Segment Open
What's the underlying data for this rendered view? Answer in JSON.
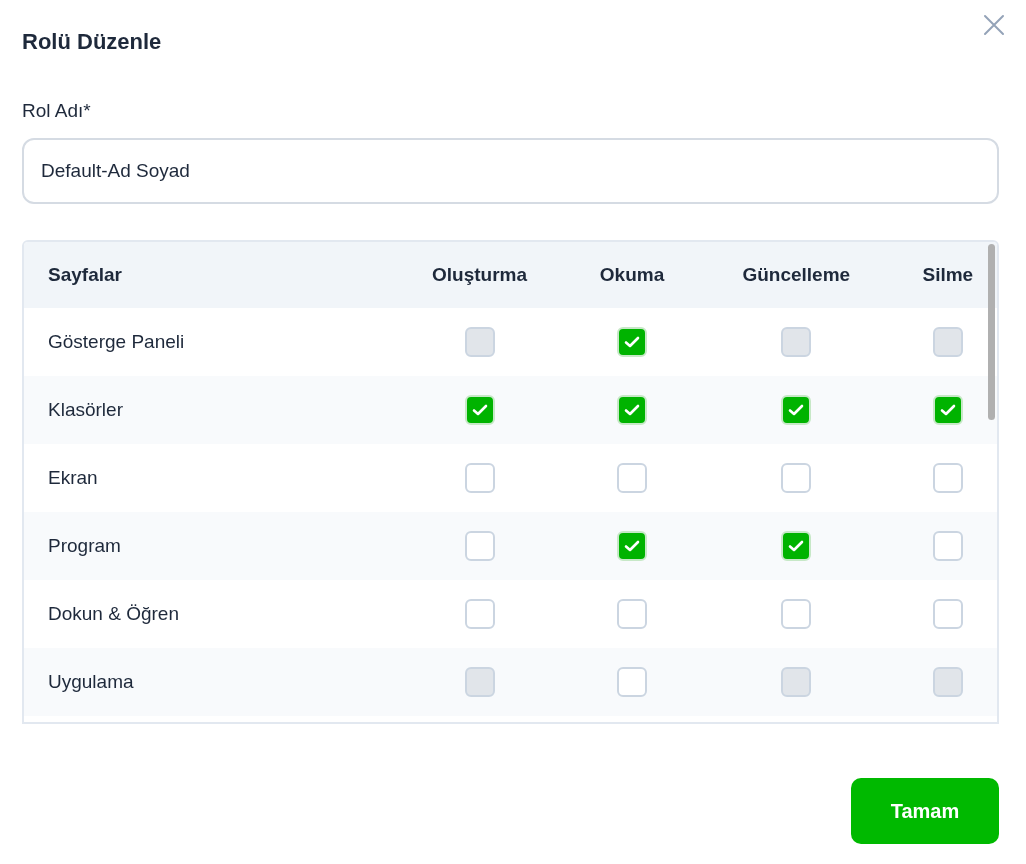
{
  "dialog": {
    "title": "Rolü Düzenle"
  },
  "role_name": {
    "label": "Rol Adı*",
    "value": "Default-Ad Soyad"
  },
  "table": {
    "columns": [
      "Sayfalar",
      "Oluşturma",
      "Okuma",
      "Güncelleme",
      "Silme"
    ],
    "rows": [
      {
        "page": "Gösterge Paneli",
        "permissions": [
          {
            "checked": false,
            "disabled": true
          },
          {
            "checked": true,
            "disabled": false
          },
          {
            "checked": false,
            "disabled": true
          },
          {
            "checked": false,
            "disabled": true
          }
        ]
      },
      {
        "page": "Klasörler",
        "permissions": [
          {
            "checked": true,
            "disabled": false
          },
          {
            "checked": true,
            "disabled": false
          },
          {
            "checked": true,
            "disabled": false
          },
          {
            "checked": true,
            "disabled": false
          }
        ]
      },
      {
        "page": "Ekran",
        "permissions": [
          {
            "checked": false,
            "disabled": false
          },
          {
            "checked": false,
            "disabled": false
          },
          {
            "checked": false,
            "disabled": false
          },
          {
            "checked": false,
            "disabled": false
          }
        ]
      },
      {
        "page": "Program",
        "permissions": [
          {
            "checked": false,
            "disabled": false
          },
          {
            "checked": true,
            "disabled": false
          },
          {
            "checked": true,
            "disabled": false
          },
          {
            "checked": false,
            "disabled": false
          }
        ]
      },
      {
        "page": "Dokun & Öğren",
        "permissions": [
          {
            "checked": false,
            "disabled": false
          },
          {
            "checked": false,
            "disabled": false
          },
          {
            "checked": false,
            "disabled": false
          },
          {
            "checked": false,
            "disabled": false
          }
        ]
      },
      {
        "page": "Uygulama",
        "permissions": [
          {
            "checked": false,
            "disabled": true
          },
          {
            "checked": false,
            "disabled": false
          },
          {
            "checked": false,
            "disabled": true
          },
          {
            "checked": false,
            "disabled": true
          }
        ]
      }
    ]
  },
  "buttons": [
    "Tamam"
  ]
}
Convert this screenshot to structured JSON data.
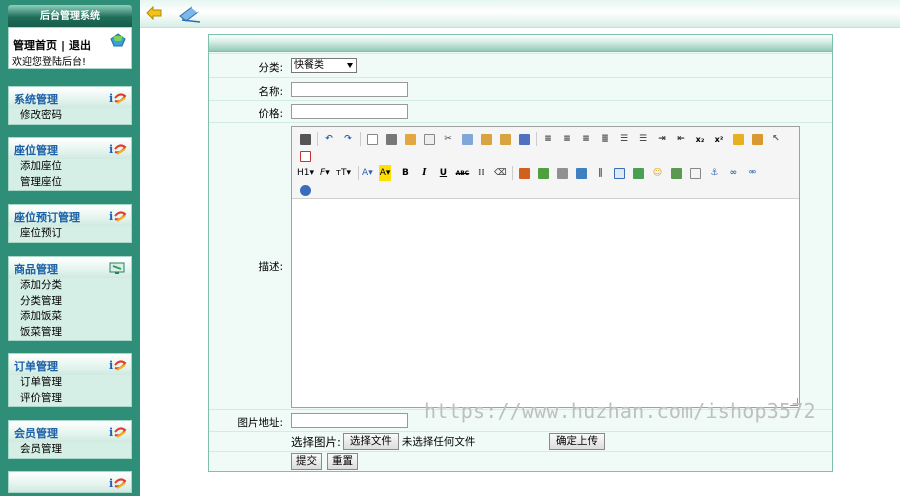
{
  "sidebar": {
    "title": "后台管理系统",
    "home": {
      "home_link": "管理首页",
      "separator": "|",
      "logout_link": "退出",
      "welcome": "欢迎您登陆后台!"
    },
    "groups": [
      {
        "title": "系统管理",
        "items": [
          "修改密码"
        ]
      },
      {
        "title": "座位管理",
        "items": [
          "添加座位",
          "管理座位"
        ]
      },
      {
        "title": "座位预订管理",
        "items": [
          "座位预订"
        ]
      },
      {
        "title": "商品管理",
        "items": [
          "添加分类",
          "分类管理",
          "添加饭菜",
          "饭菜管理"
        ]
      },
      {
        "title": "订单管理",
        "items": [
          "订单管理",
          "评价管理"
        ]
      },
      {
        "title": "会员管理",
        "items": [
          "会员管理"
        ]
      },
      {
        "title": "",
        "items": []
      }
    ]
  },
  "form": {
    "category_label": "分类:",
    "category_value": "快餐类",
    "name_label": "名称:",
    "name_value": "",
    "price_label": "价格:",
    "price_value": "",
    "desc_label": "描述:",
    "image_url_label": "图片地址:",
    "image_url_value": "",
    "choose_image_label": "选择图片:",
    "choose_file_button": "选择文件",
    "no_file_text": "未选择任何文件",
    "upload_button": "确定上传",
    "submit_button": "提交",
    "reset_button": "重置"
  },
  "editor": {
    "heading_dropdown": "H1",
    "font_dropdown": "F",
    "size_dropdown": "тT",
    "bold": "B",
    "italic": "I",
    "underline": "U",
    "strike": "ABC"
  },
  "watermark": "https://www.huzhan.com/ishop3572",
  "colors": {
    "sidebar_bg": "#2f8e78",
    "menu_title": "#1b5fa6",
    "panel_border": "#7fbfae"
  }
}
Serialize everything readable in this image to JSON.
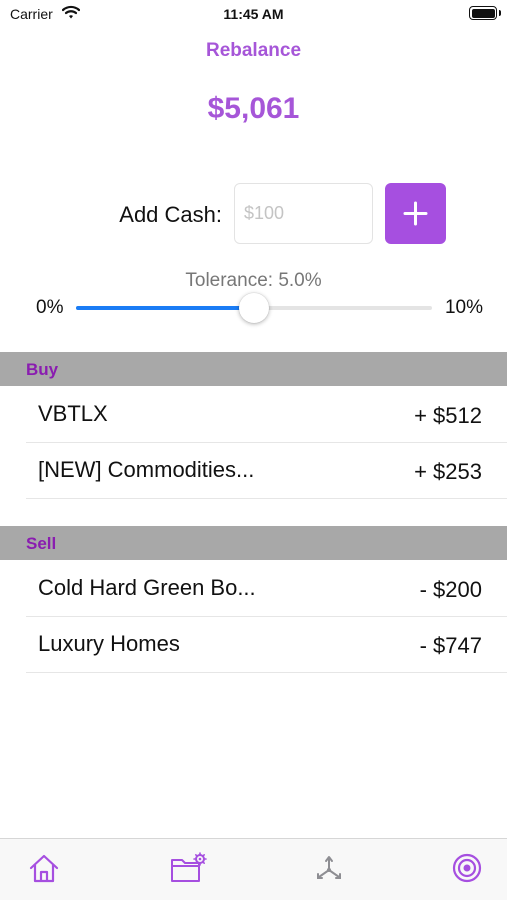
{
  "status_bar": {
    "carrier": "Carrier",
    "time": "11:45 AM"
  },
  "header": {
    "title": "Rebalance",
    "total": "$5,061"
  },
  "add_cash": {
    "label": "Add Cash:",
    "placeholder": "$100",
    "button_icon": "plus-icon"
  },
  "tolerance": {
    "label": "Tolerance: 5.0%",
    "min_label": "0%",
    "max_label": "10%",
    "value_fraction": 0.5
  },
  "sections": {
    "buy": {
      "title": "Buy",
      "rows": [
        {
          "name": "VBTLX",
          "amount": "+ $512"
        },
        {
          "name": "[NEW] Commodities...",
          "amount": "+ $253"
        }
      ]
    },
    "sell": {
      "title": "Sell",
      "rows": [
        {
          "name": "Cold Hard Green Bo...",
          "amount": "- $200"
        },
        {
          "name": "Luxury Homes",
          "amount": "- $747"
        }
      ]
    }
  },
  "tab_bar": {
    "tabs": [
      {
        "icon": "home-icon",
        "selected": false
      },
      {
        "icon": "folder-settings-icon",
        "selected": false
      },
      {
        "icon": "rebalance-tripod-icon",
        "selected": false
      },
      {
        "icon": "target-icon",
        "selected": true
      }
    ]
  },
  "colors": {
    "accent": "#a656d8",
    "button": "#a64fe0",
    "section_title": "#8a1db0",
    "section_bg": "#a8a8a8",
    "slider_fill": "#1a7cf5",
    "tab_icon_active": "#a64fe0",
    "tab_icon_inactive": "#8e8e93"
  }
}
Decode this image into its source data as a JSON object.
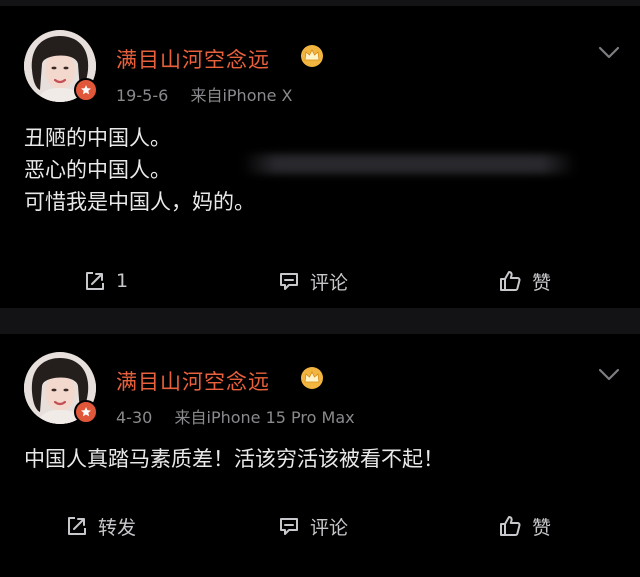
{
  "posts": [
    {
      "username": "满目山河空念远",
      "date": "19-5-6",
      "source": "来自iPhone X",
      "content_lines": [
        "丑陋的中国人。",
        "恶心的中国人。",
        "可惜我是中国人，妈的。"
      ],
      "actions": {
        "repost": "1",
        "comment": "评论",
        "like": "赞"
      }
    },
    {
      "username": "满目山河空念远",
      "date": "4-30",
      "source": "来自iPhone 15 Pro Max",
      "content_lines": [
        "中国人真踏马素质差！活该穷活该被看不起！"
      ],
      "actions": {
        "repost": "转发",
        "comment": "评论",
        "like": "赞"
      }
    }
  ],
  "colors": {
    "username": "#e8613c",
    "text": "#e9e9ea",
    "meta": "#8a8a8e",
    "background": "#000000",
    "separator": "#131316"
  },
  "icons": [
    "crown-icon",
    "verified-badge-icon",
    "chevron-down-icon",
    "repost-icon",
    "comment-icon",
    "like-icon"
  ]
}
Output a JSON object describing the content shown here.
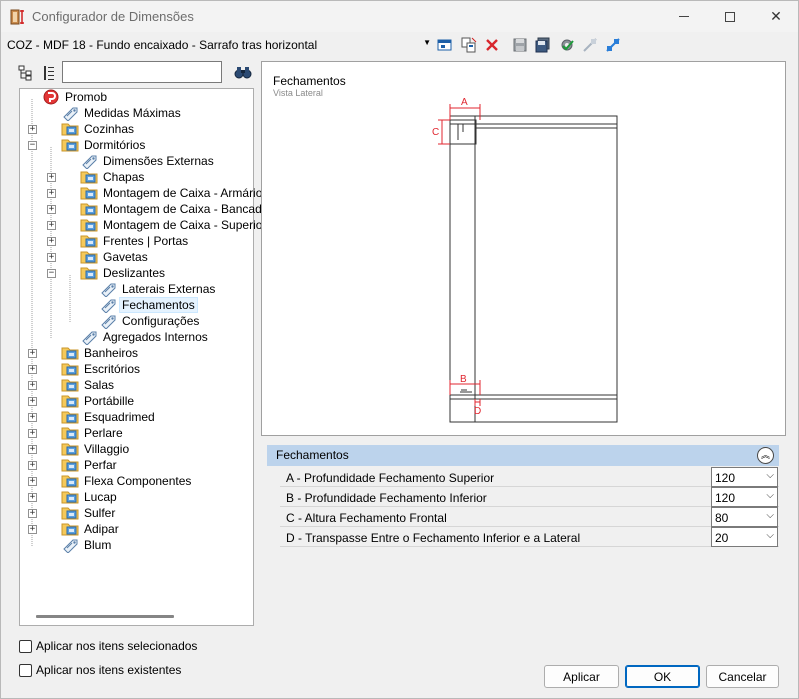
{
  "window": {
    "title": "Configurador de Dimensões"
  },
  "toolbar": {
    "config_value": "COZ - MDF 18 - Fundo encaixado - Sarrafo tras horizontal",
    "icons": [
      "add-window-icon",
      "copy-icon",
      "delete-icon",
      "save-icon",
      "save-as-icon",
      "settings-check-icon",
      "collapse-icon",
      "expand-icon"
    ]
  },
  "search": {
    "placeholder": "",
    "value": ""
  },
  "tree": {
    "root": "Promob",
    "items": [
      {
        "label": "Medidas Máximas"
      },
      {
        "label": "Cozinhas"
      },
      {
        "label": "Dormitórios"
      },
      {
        "label": "Dimensões Externas"
      },
      {
        "label": "Chapas"
      },
      {
        "label": "Montagem de Caixa - Armários"
      },
      {
        "label": "Montagem de Caixa - Bancadas"
      },
      {
        "label": "Montagem de Caixa - Superior"
      },
      {
        "label": "Frentes | Portas"
      },
      {
        "label": "Gavetas"
      },
      {
        "label": "Deslizantes"
      },
      {
        "label": "Laterais Externas"
      },
      {
        "label": "Fechamentos"
      },
      {
        "label": "Configurações"
      },
      {
        "label": "Agregados Internos"
      },
      {
        "label": "Banheiros"
      },
      {
        "label": "Escritórios"
      },
      {
        "label": "Salas"
      },
      {
        "label": "Portábille"
      },
      {
        "label": "Esquadrimed"
      },
      {
        "label": "Perlare"
      },
      {
        "label": "Villaggio"
      },
      {
        "label": "Perfar"
      },
      {
        "label": "Flexa Componentes"
      },
      {
        "label": "Lucap"
      },
      {
        "label": "Sulfer"
      },
      {
        "label": "Adipar"
      },
      {
        "label": "Blum"
      }
    ]
  },
  "options": {
    "apply_selected": "Aplicar nos itens selecionados",
    "apply_existing": "Aplicar nos itens existentes"
  },
  "preview": {
    "title": "Fechamentos",
    "subtitle": "Vista Lateral",
    "dim_labels": {
      "a": "A",
      "b": "B",
      "c": "C",
      "d": "D"
    },
    "accent": "#e0262f"
  },
  "properties": {
    "header": "Fechamentos",
    "rows": [
      {
        "name": "A - Profundidade Fechamento Superior",
        "value": "120"
      },
      {
        "name": "B - Profundidade Fechamento Inferior",
        "value": "120"
      },
      {
        "name": "C - Altura Fechamento Frontal",
        "value": "80"
      },
      {
        "name": "D - Transpasse Entre o Fechamento Inferior e a Lateral",
        "value": "20"
      }
    ]
  },
  "buttons": {
    "apply": "Aplicar",
    "ok": "OK",
    "cancel": "Cancelar"
  }
}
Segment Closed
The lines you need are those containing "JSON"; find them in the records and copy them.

What's the underlying data for this rendered view? Answer in JSON.
Convert this screenshot to structured JSON data.
Serialize everything readable in this image to JSON.
Decode this image into its source data as a JSON object.
Output a JSON object describing the content shown here.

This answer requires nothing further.